• Material supplied
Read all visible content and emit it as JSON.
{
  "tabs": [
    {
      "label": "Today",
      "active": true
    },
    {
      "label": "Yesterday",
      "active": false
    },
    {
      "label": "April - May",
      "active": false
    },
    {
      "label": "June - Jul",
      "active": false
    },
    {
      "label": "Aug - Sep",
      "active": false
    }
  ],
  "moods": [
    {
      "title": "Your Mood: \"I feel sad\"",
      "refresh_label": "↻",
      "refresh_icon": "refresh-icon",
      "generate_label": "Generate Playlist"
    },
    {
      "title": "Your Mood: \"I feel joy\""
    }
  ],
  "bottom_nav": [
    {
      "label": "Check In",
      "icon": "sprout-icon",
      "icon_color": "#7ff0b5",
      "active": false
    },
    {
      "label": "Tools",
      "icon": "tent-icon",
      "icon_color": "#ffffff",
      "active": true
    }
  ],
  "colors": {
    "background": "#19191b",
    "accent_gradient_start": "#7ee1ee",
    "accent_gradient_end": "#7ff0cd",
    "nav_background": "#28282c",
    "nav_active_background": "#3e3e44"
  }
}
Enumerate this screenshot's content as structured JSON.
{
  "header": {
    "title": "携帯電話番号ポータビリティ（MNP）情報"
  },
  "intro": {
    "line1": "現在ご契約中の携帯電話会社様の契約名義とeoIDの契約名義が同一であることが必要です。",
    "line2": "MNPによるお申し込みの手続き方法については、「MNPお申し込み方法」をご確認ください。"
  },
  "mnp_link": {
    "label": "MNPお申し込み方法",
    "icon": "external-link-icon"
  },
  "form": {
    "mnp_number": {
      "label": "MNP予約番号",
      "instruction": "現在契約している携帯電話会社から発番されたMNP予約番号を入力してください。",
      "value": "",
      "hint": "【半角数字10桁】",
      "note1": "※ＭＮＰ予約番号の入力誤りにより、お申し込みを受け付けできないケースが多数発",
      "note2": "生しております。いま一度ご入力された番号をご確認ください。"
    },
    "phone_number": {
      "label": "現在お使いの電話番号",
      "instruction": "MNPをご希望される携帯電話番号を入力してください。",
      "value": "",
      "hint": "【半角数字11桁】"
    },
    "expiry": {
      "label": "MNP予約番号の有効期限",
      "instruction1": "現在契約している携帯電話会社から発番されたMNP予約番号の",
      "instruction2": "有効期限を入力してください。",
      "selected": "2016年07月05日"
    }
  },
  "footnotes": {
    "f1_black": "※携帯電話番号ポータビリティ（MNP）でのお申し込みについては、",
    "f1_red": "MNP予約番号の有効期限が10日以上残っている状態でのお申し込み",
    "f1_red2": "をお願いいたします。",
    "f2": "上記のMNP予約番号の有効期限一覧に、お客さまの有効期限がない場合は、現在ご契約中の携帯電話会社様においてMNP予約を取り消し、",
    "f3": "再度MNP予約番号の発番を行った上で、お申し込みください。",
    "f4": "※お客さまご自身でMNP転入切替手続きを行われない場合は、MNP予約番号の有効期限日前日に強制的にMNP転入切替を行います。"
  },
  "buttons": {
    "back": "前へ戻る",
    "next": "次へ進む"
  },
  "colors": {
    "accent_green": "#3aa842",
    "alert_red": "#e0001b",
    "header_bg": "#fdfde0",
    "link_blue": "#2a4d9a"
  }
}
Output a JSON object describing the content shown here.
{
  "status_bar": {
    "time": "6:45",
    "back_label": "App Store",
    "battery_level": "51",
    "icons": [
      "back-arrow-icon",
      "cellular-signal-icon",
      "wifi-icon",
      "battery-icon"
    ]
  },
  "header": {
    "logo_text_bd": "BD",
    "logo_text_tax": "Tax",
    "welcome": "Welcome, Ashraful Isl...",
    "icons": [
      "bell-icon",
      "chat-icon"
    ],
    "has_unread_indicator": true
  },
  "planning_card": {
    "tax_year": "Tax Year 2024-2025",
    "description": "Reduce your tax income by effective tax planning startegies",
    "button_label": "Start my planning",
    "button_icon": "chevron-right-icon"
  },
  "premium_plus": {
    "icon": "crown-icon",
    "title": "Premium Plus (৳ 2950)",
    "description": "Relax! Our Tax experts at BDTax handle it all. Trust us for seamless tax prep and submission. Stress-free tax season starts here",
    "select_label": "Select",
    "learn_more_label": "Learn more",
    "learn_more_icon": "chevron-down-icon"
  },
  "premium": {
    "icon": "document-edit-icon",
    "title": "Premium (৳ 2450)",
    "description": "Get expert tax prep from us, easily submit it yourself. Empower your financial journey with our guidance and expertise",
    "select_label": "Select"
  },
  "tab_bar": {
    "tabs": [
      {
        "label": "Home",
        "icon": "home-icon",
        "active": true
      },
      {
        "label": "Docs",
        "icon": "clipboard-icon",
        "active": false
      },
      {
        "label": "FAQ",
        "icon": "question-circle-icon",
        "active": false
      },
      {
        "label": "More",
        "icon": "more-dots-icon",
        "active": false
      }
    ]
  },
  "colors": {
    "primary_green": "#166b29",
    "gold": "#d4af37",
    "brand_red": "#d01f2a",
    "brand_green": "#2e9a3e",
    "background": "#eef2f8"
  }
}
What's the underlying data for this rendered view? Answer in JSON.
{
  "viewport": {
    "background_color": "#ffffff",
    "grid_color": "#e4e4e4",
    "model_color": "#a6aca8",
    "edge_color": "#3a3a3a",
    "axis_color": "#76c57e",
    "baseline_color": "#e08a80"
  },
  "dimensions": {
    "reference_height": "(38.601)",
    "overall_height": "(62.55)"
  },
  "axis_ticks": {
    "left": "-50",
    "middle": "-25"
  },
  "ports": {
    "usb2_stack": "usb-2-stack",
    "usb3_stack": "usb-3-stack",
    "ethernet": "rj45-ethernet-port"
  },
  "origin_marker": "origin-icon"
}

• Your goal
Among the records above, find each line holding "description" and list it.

• Result of this task
    "description": "Reduce your tax income by effective tax planning startegies",
    "description": "Relax! Our Tax experts at BDTax handle it all. Trust us for seamless tax prep and submission. Stress-free tax season starts here",
    "description": "Get expert tax prep from us, easily submit it yourself. Empower your financial journey with our guidance and expertise",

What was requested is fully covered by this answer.